● Action item
Return every line of the data that contains the string "percent".

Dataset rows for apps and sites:
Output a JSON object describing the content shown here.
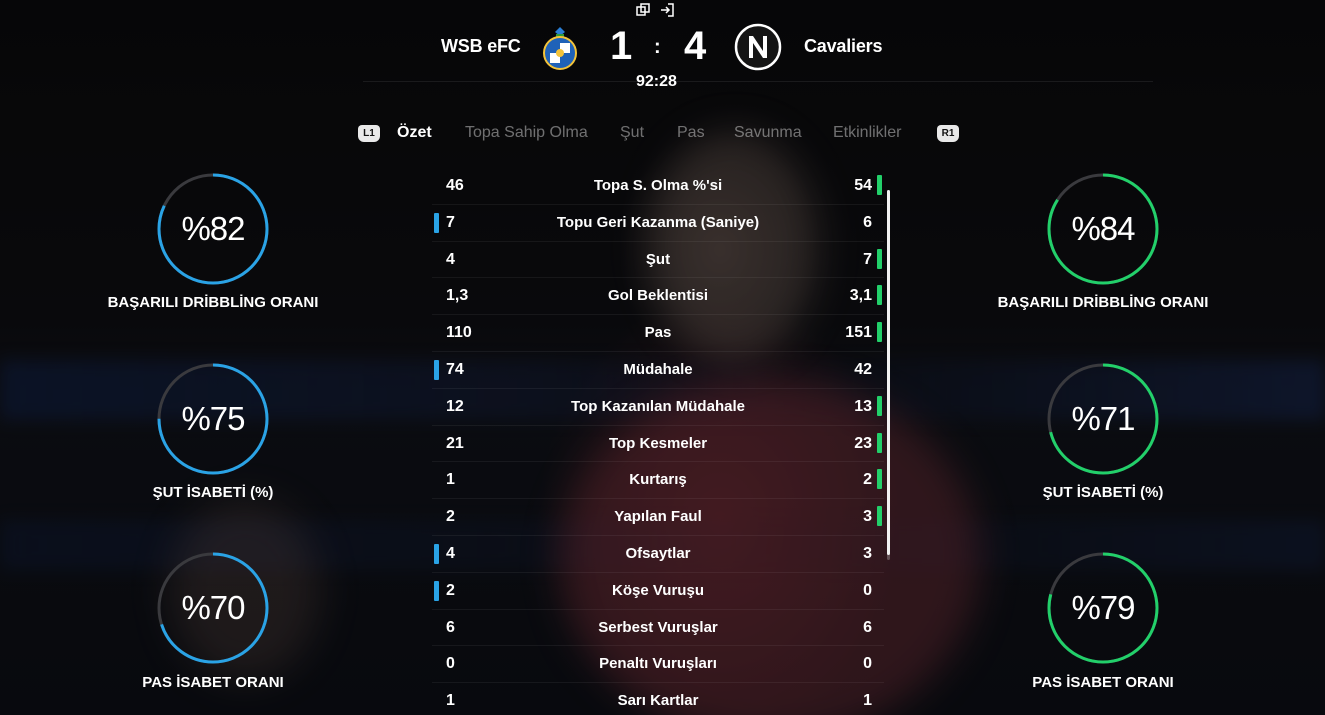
{
  "header": {
    "home_team": "WSB eFC",
    "away_team": "Cavaliers",
    "home_score": "1",
    "separator": ":",
    "away_score": "4",
    "clock": "92:28",
    "home_crest_icon": "fc-porto-crest-icon",
    "away_crest_icon": "napoli-n-crest-icon",
    "top_icons": [
      "window-restore-icon",
      "sign-in-icon"
    ]
  },
  "tabs": {
    "left_button": "L1",
    "right_button": "R1",
    "items": [
      {
        "label": "Özet",
        "active": true
      },
      {
        "label": "Topa Sahip Olma",
        "active": false
      },
      {
        "label": "Şut",
        "active": false
      },
      {
        "label": "Pas",
        "active": false
      },
      {
        "label": "Savunma",
        "active": false
      },
      {
        "label": "Etkinlikler",
        "active": false
      }
    ]
  },
  "colors": {
    "home_accent": "#2aa3e6",
    "away_accent": "#22d06a",
    "ring_track": "#3a3a3e"
  },
  "home_rings": [
    {
      "value": "%82",
      "percent": 82,
      "label": "BAŞARILI DRİBBLİNG ORANI"
    },
    {
      "value": "%75",
      "percent": 75,
      "label": "ŞUT İSABETİ (%)"
    },
    {
      "value": "%70",
      "percent": 70,
      "label": "PAS İSABET ORANI"
    }
  ],
  "away_rings": [
    {
      "value": "%84",
      "percent": 84,
      "label": "BAŞARILI DRİBBLİNG ORANI"
    },
    {
      "value": "%71",
      "percent": 71,
      "label": "ŞUT İSABETİ (%)"
    },
    {
      "value": "%79",
      "percent": 79,
      "label": "PAS İSABET ORANI"
    }
  ],
  "stats": [
    {
      "home": "46",
      "name": "Topa S. Olma %'si",
      "away": "54",
      "leader": "away"
    },
    {
      "home": "7",
      "name": "Topu Geri Kazanma (Saniye)",
      "away": "6",
      "leader": "home"
    },
    {
      "home": "4",
      "name": "Şut",
      "away": "7",
      "leader": "away"
    },
    {
      "home": "1,3",
      "name": "Gol Beklentisi",
      "away": "3,1",
      "leader": "away"
    },
    {
      "home": "110",
      "name": "Pas",
      "away": "151",
      "leader": "away"
    },
    {
      "home": "74",
      "name": "Müdahale",
      "away": "42",
      "leader": "home"
    },
    {
      "home": "12",
      "name": "Top Kazanılan Müdahale",
      "away": "13",
      "leader": "away"
    },
    {
      "home": "21",
      "name": "Top Kesmeler",
      "away": "23",
      "leader": "away"
    },
    {
      "home": "1",
      "name": "Kurtarış",
      "away": "2",
      "leader": "away"
    },
    {
      "home": "2",
      "name": "Yapılan Faul",
      "away": "3",
      "leader": "away"
    },
    {
      "home": "4",
      "name": "Ofsaytlar",
      "away": "3",
      "leader": "home"
    },
    {
      "home": "2",
      "name": "Köşe Vuruşu",
      "away": "0",
      "leader": "home"
    },
    {
      "home": "6",
      "name": "Serbest Vuruşlar",
      "away": "6",
      "leader": "none"
    },
    {
      "home": "0",
      "name": "Penaltı Vuruşları",
      "away": "0",
      "leader": "none"
    },
    {
      "home": "1",
      "name": "Sarı Kartlar",
      "away": "1",
      "leader": "none"
    }
  ]
}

● Written solution
      "percent": 82,
      "percent": 75,
      "percent": 70,
      "percent": 84,
      "percent": 71,
      "percent": 79,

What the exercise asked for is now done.